A federal court in New Jersey determined the state’s nursing home law cannot be used to impose liability for alleged violations of the rights of assisted living residents. Unlike nursing home residents who may bring lawsuits seeking compensatory and punitive damages, plus attorney’s fees, for rights violations under New Jersey’s Nursing Home Responsibilities & Rights of Residents Act (NHRRRA), specifically N.J.S.A. § 30:13-8, assisted living residents were held not to have the same statutory remedy available to them. The distinction recognized by the court is an important first step because often civil complaints involving residents of assisted living facilities contain causes of action seeking statutory relief under the NHRRRA. As a result of this case, however, complaints making NHRRRA claims are subject to potential dismissal.
The legal determination about the inapplicability of the liability-creating provision of the NHRRRA was made in the case of Andreyko v. Sunrise Senior Living, Inc., No. 12-7240(KM), 2014 WL 282762 (D.N.J. Jan. 24, 2014) (Debevoise, Senior District Judge). The complaint alleged that the staff beat, mistreated, and/or neglected the assisted living facility resident. The plaintiff urged the court to find that such acts and neglect could qualify as violations of the resident's rights under the NHRRRA, and that plaintiff was entitled to recovery under that statute.
The assisted living facility, which was represented by White and Williams, argued and convinced the court that the NHRRRA could not be used to impose liability for alleged rights violations of assisted living residents. The court noted that a separate statute directly dealing with the rights of residents at assisted living facilities, N.J.S.A. § 26:2H-128, did not have a liability-creating scheme like that found in the NHRRRA. Applying cannons of statutory construction, the court ultimately determined that “if the Legislature aims to establish a liability-creating scheme to enforce the rights of assisted living residents, it will need to do so expressly.” Therefore, except for a provision within the NHRRRA dealing with arbitration, the NHRRRA is inapplicable to assisted living residents and does not provide assisted living residents with a cause of action.
The court’s decision resulted in a complete dismissal of the complaint against the facility represented by Kevin Cottone, Robert Wright and Rafael Vergara.
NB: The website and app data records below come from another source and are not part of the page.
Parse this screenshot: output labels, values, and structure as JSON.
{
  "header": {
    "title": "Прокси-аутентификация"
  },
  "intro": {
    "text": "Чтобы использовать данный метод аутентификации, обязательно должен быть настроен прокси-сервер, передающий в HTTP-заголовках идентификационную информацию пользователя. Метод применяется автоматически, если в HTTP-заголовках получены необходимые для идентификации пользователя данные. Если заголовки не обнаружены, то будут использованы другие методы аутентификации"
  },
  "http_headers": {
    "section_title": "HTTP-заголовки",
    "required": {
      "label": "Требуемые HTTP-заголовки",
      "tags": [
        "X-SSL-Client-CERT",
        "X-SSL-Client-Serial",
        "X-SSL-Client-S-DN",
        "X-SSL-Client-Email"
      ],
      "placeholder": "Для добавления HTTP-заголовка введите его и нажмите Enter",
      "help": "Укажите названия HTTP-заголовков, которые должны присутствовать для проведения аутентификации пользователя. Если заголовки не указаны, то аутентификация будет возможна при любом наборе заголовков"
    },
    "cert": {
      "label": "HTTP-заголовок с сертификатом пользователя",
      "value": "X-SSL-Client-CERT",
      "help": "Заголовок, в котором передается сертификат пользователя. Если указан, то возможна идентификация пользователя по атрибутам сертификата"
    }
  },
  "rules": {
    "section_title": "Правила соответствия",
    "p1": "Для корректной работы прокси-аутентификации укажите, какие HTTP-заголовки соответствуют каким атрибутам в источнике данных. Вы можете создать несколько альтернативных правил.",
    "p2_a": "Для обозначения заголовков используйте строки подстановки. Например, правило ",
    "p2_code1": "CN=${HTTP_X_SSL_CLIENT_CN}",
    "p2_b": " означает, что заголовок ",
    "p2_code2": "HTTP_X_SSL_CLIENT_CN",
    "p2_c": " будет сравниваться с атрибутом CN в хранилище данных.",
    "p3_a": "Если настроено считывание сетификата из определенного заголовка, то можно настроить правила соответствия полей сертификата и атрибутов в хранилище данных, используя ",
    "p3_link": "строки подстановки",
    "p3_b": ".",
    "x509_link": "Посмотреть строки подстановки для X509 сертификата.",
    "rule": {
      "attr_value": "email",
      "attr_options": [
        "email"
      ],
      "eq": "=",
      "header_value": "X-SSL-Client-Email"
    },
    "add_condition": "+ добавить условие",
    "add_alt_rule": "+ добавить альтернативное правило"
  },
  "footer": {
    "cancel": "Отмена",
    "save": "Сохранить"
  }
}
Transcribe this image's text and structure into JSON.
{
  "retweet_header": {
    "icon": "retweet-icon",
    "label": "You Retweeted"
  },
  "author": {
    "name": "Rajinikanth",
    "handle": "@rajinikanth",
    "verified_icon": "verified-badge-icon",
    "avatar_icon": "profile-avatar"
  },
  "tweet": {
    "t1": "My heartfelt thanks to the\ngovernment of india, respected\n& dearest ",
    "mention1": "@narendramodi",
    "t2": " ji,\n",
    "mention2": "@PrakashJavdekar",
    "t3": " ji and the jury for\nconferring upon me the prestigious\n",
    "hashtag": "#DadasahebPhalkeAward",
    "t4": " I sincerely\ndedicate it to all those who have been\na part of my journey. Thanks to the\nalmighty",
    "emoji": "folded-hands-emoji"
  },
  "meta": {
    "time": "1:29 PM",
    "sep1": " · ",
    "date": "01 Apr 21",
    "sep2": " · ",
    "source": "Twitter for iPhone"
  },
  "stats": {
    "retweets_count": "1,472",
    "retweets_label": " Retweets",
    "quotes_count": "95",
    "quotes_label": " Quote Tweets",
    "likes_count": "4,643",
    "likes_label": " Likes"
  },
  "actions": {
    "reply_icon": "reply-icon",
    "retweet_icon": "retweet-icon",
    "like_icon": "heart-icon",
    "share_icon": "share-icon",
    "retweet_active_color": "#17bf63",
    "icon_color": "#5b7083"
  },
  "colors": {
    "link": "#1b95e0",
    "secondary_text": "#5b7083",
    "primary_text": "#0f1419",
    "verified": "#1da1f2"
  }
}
Prior to this decision there had never been a published judicial opinion determining the issue of the applicability—or non-applicability, as the court held—of the NHRRRA’s liability-creating scheme for New Jersey assisted living residents.